Another aspect that Fiona does well is that of setting. She is one of those authors whose writing makes me want to visit the towns she populates because she does such a great job of transporting this reviewer directly into her story right from the first page. As she explores the issues that plague not only our regional farming communities, but the broader ones that plague society in general, she deftly balances her stories to include her vast knowledge of farming practices as well as the sights, sounds and smells of small town country life.

A talented author, whose books always leave a smile on my face, Fiona has once again penned a heart-warming story with endearing characters, giving us a story about how sometimes we need to risk it all to find out exactly where we belong.

Whilst a rural romance at heart, this one will emphasise just how subtle domestic abuse can in fact be and Fiona’s fans will no doubt enjoy sinking their proverbial teeth into it. For those of you who are new to her writing, The Saddler Boys would be a great place to start.

I wish to thank the publisher, Penguin Australia, for providing me with a hard copy for review.

About the Author

Fiona Palmer lives in the tiny rural town of Pingaring in Western Australia, three and a half hours south-east of Perth.

She discovered Danielle Steel at the age of eleven, and has now written her own brand of rural romance.

Fiona has attended romance writers' groups and received an Australian Society of Authors mentorship for her first novel, The Family Farm.
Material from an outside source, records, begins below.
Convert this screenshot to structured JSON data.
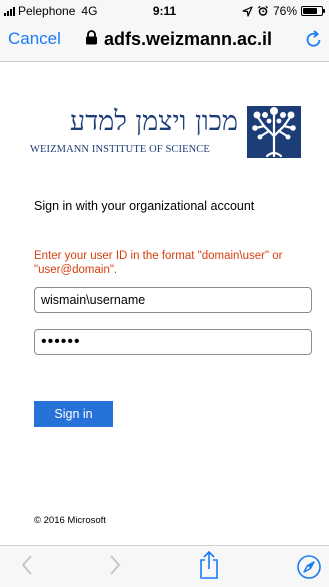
{
  "status_bar": {
    "carrier": "Pelephone",
    "network": "4G",
    "time": "9:11",
    "battery_percent": "76%",
    "battery_level": 0.76
  },
  "nav": {
    "cancel_label": "Cancel",
    "url": "adfs.weizmann.ac.il",
    "accent_color": "#1a7cf5"
  },
  "logo": {
    "hebrew_text": "מכון ויצמן למדע",
    "english_text": "WEIZMANN INSTITUTE OF SCIENCE",
    "color": "#1d3d77"
  },
  "form": {
    "heading": "Sign in with your organizational account",
    "error_message": "Enter your user ID in the format \"domain\\user\" or \"user@domain\".",
    "error_color": "#d6400c",
    "username_value": "wismain\\username",
    "password_value": "••••••",
    "signin_label": "Sign in",
    "button_color": "#2672d9"
  },
  "footer": {
    "copyright": "© 2016 Microsoft"
  },
  "toolbar": {
    "icons": [
      "back-icon",
      "forward-icon",
      "share-icon",
      "safari-icon"
    ]
  }
}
She has extensive farming experience, does the local mail run, and was a speedway-racing driver for seven years.

Fiona spends her days writing, working as a farm hand, helping out in the community and looking after her two children.